The Outsiders–This was one of those books that also found its way onto the naughty, banned books list for some time, which is probably why I picked it up. However, it introduced me to two things that have had a hold on me ever since–literary bad and/or brokenhearted boys from the wrong side of the tracks that I want to fix and Robert Frost. I kid you not, I must have read “Nothing Gold Can Stay” a thousand times as I read that book. (It didn’t hurt that there was a film version with such an extensive cast of cute boys ranging from Ralph Macchio to Patrick Swayze that it should have been illegal!) Greasers forever! ❤

The Hobbit–I think this one might have been one of the few books I literally read the cover off of as a kid. I simply couldn’t get enough of Bilbo and his retinue of dwarfs. The stone trolls, the Mirkwood elves, Smaug, Gandalf–these were my friends late at night when I couldn’t sleep. There was just something so entrancing about it. Bilbo was minding his own business in Bag End when the story starts; it just walks in and carries him along with it. In a way, you feel like Bilbo because you are also brought along for the ride. It’s good to see this one is also being made into a two part movie by Peter Jackson who I trust will do this gem of a book justice on the silver screen.


To Kill a Mockingbird–I’ve read this book dozens of times, taught it at least six times, and I never get tired of it. I seriously want to name my kid Atticus for the courtroom scene alone. (I went around for weeks after reading it using the phrase “unmitigated temerity” because I liked the way it sounded.

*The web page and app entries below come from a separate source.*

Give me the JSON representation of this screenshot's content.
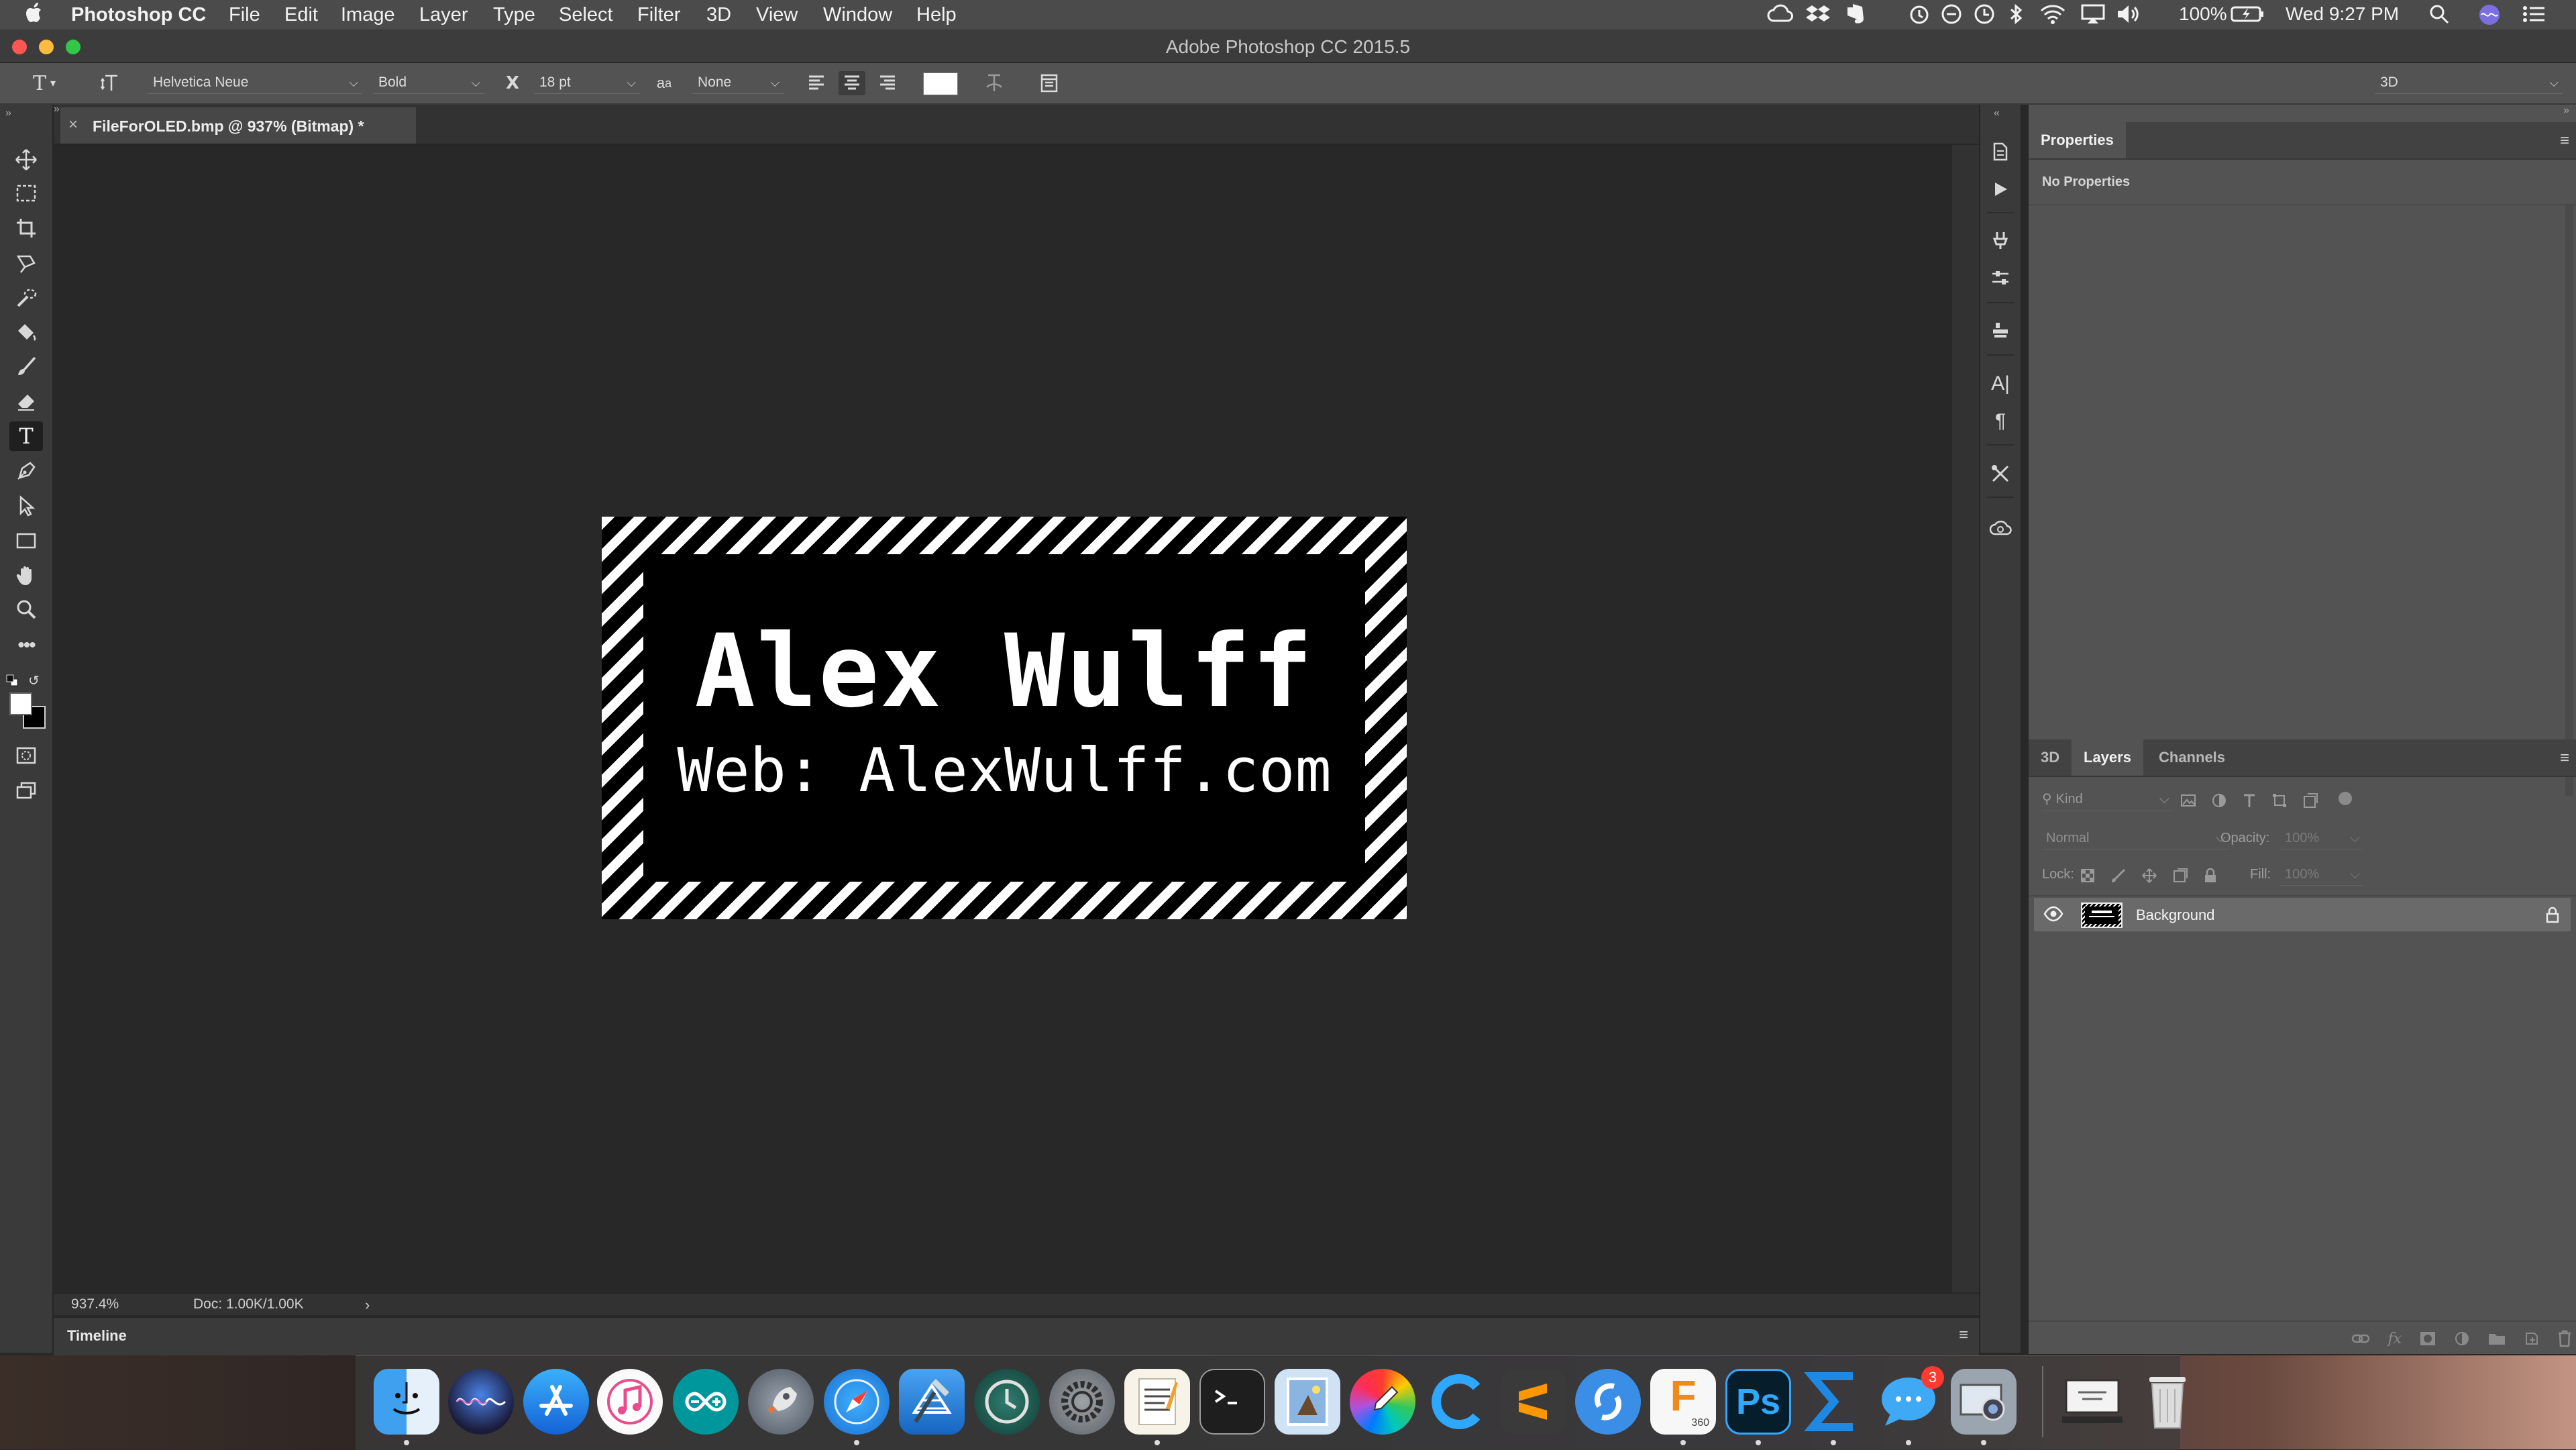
{
  "menubar": {
    "apple_icon": "apple-logo",
    "app_name": "Photoshop CC",
    "items": [
      "File",
      "Edit",
      "Image",
      "Layer",
      "Type",
      "Select",
      "Filter",
      "3D",
      "View",
      "Window",
      "Help"
    ],
    "battery": "100%",
    "clock": "Wed 9:27 PM"
  },
  "window": {
    "title": "Adobe Photoshop CC 2015.5"
  },
  "options_bar": {
    "font_family": "Helvetica Neue",
    "font_style": "Bold",
    "font_size": "18 pt",
    "antialias_symbol": "a",
    "antialias": "None",
    "workspace": "3D"
  },
  "document": {
    "tab_title": "FileForOLED.bmp @ 937% (Bitmap) *",
    "image_text_line1": "Alex Wulff",
    "image_text_line2": "Web: AlexWulff.com"
  },
  "status": {
    "zoom": "937.4%",
    "doc": "Doc: 1.00K/1.00K"
  },
  "timeline": {
    "title": "Timeline"
  },
  "properties": {
    "tab": "Properties",
    "content": "No Properties"
  },
  "layers_panel": {
    "tabs": [
      "3D",
      "Layers",
      "Channels"
    ],
    "active_tab": "Layers",
    "filter_kind": "Kind",
    "blend_mode": "Normal",
    "opacity_label": "Opacity:",
    "opacity_value": "100%",
    "lock_label": "Lock:",
    "fill_label": "Fill:",
    "fill_value": "100%",
    "layers": [
      {
        "name": "Background",
        "visible": true,
        "locked": true
      }
    ]
  },
  "dock": {
    "apps": [
      "finder",
      "siri",
      "app-store",
      "itunes",
      "arduino",
      "launchpad",
      "safari",
      "xcode",
      "time-machine",
      "system-preferences",
      "textedit",
      "terminal",
      "preview",
      "color-picker",
      "c-app",
      "sublime-text",
      "simplenote",
      "fusion-360",
      "photoshop",
      "sigma-app",
      "messages",
      "image-capture",
      "screenshot-preview",
      "trash"
    ],
    "messages_badge": "3",
    "fusion_label": "F",
    "fusion_sub": "360",
    "photoshop_label": "Ps"
  },
  "colors": {
    "accent": "#1473e6",
    "panel": "#535353",
    "canvas": "#282828",
    "dock_badge": "#ff3b30"
  }
}
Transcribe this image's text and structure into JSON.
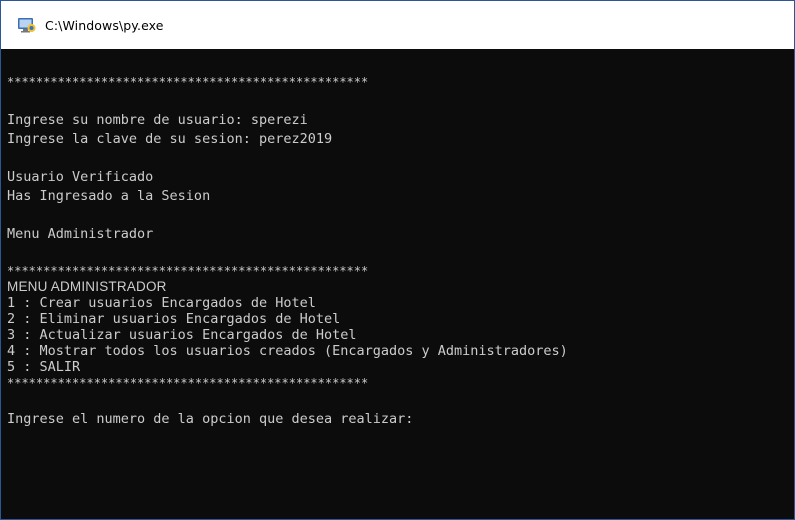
{
  "window": {
    "title": "C:\\Windows\\py.exe"
  },
  "console": {
    "stars_top": "**************************************************",
    "prompt_user": "Ingrese su nombre de usuario: sperezi",
    "prompt_pass": "Ingrese la clave de su sesion: perez2019",
    "verified": "Usuario Verificado",
    "session": "Has Ingresado a la Sesion",
    "menu_admin": "Menu Administrador",
    "stars_mid": "**************************************************",
    "menu_heading": "MENU ADMINISTRADOR",
    "options": [
      "1 : Crear usuarios Encargados de Hotel",
      "2 : Eliminar usuarios Encargados de Hotel",
      "3 : Actualizar usuarios Encargados de Hotel",
      "4 : Mostrar todos los usuarios creados (Encargados y Administradores)",
      "5 : SALIR"
    ],
    "stars_bottom": "**************************************************",
    "prompt_option": "Ingrese el numero de la opcion que desea realizar:"
  }
}
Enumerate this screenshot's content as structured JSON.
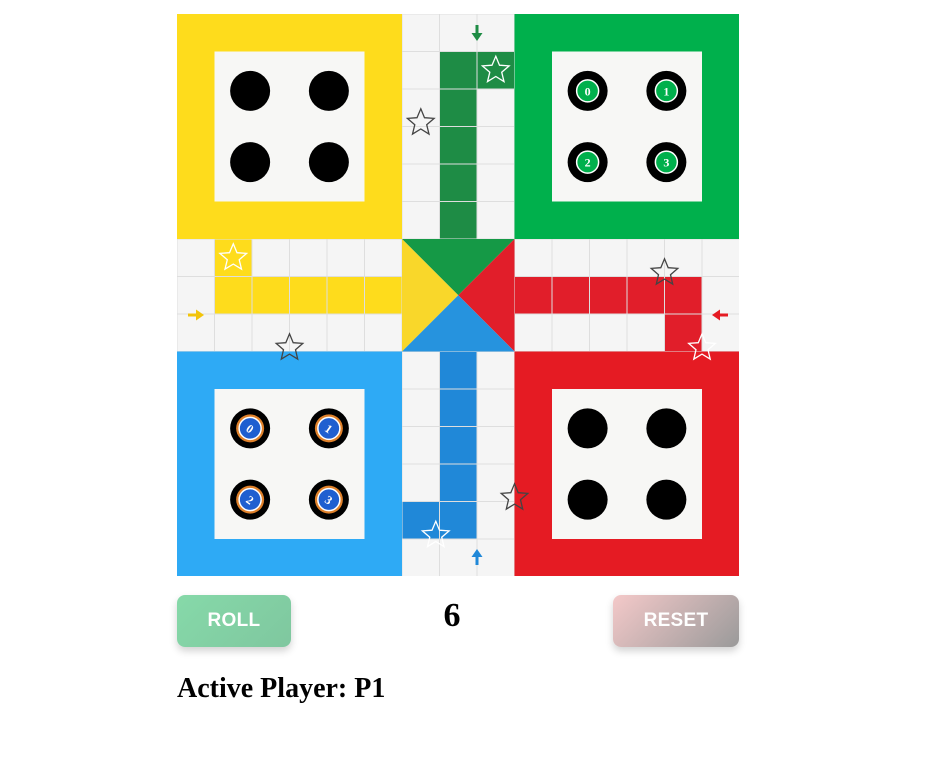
{
  "colors": {
    "yellow": "#fedc1c",
    "green": "#00b04c",
    "green_path": "#1e8c45",
    "green_center": "#159946",
    "red": "#e51b23",
    "red_path": "#e11e2a",
    "blue": "#2eaaf5",
    "blue_path": "#2088d8",
    "blue_center": "#2693de",
    "yellow_path": "#fedc1c",
    "yellow_center": "#f9d72a",
    "cell": "#f5f5f5",
    "inner": "#f7f7f5",
    "token_black": "#000000"
  },
  "board": {
    "yellow_home_tokens": [
      "",
      "",
      "",
      ""
    ],
    "green_home_tokens": [
      "0",
      "1",
      "2",
      "3"
    ],
    "blue_home_tokens": [
      "0",
      "1",
      "2",
      "3"
    ],
    "red_home_tokens": [
      "",
      "",
      "",
      ""
    ],
    "arrows": {
      "green": "down",
      "yellow": "right",
      "red": "left",
      "blue": "up"
    }
  },
  "controls": {
    "roll_label": "ROLL",
    "reset_label": "RESET",
    "dice_value": "6"
  },
  "status": {
    "active_player_text": "Active Player: P1"
  }
}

Naturally, I had to look both words up before doing so.) It’s such a marvelously written book with a timeless story that it’s hard to leave it off any of my “Top # Lists.”The writing is clear and direct; there’s no mistaking what Lee wants to tell readers. However, there are lines that just make me smile each time I read them for their imagery-laden beauty. (The line in the opening paragraphs that always sticks in my mind is “Ladies bathed before noon, after their three-o’clock naps, and by nightfall were like soft teacakes with frostings of sweat and sweet talcum.”)

The Gunslinger–“The man in black fled across the desert, and the gunslinger followed.” For me, it’s up there with the great first lines in literary history. I’m putting this one on here because I’ve read it ten or eleven times but also because it marked my entrance into “adult fiction.” I couldn’t believe my mom would let me read a Stephen King book when I was so young, but she did for some reason. I started stealing hers from that moment on. I fell head over heels for Roland Deschain and got to spend most of my adult life reading about his long journey to find the Man in Black and the elusive Dark Tower. (I’d like to say it was my generation’s Harry Potter, but not nearly as many kids dress up like Roland or Cuthbert for Halloween.) I think books one through four came out when I was a kid, book five when I was an undergraduate, and five through seven when I was in graduate school. As an English major, I’ve been taught to disembowel texts, to pick them over like a buffalo carcass on the prairie to glean every possible meaning and interpretation from them, and my growing skill with literary analysis was richly rewarded with these books. They are the thread that holds his entire literary universe together, crossing over at times into It and Salem’s Lot, and King himself (in one of the greatest postmodern literary achievements of all time) not only allows his characters to realize they are in fact characters, but also inserts himself as the author into the work! Perfectly cyclical, rich in design and detail, this has to be one of my favorite series of all time—right up there with Tolkien and Lewis.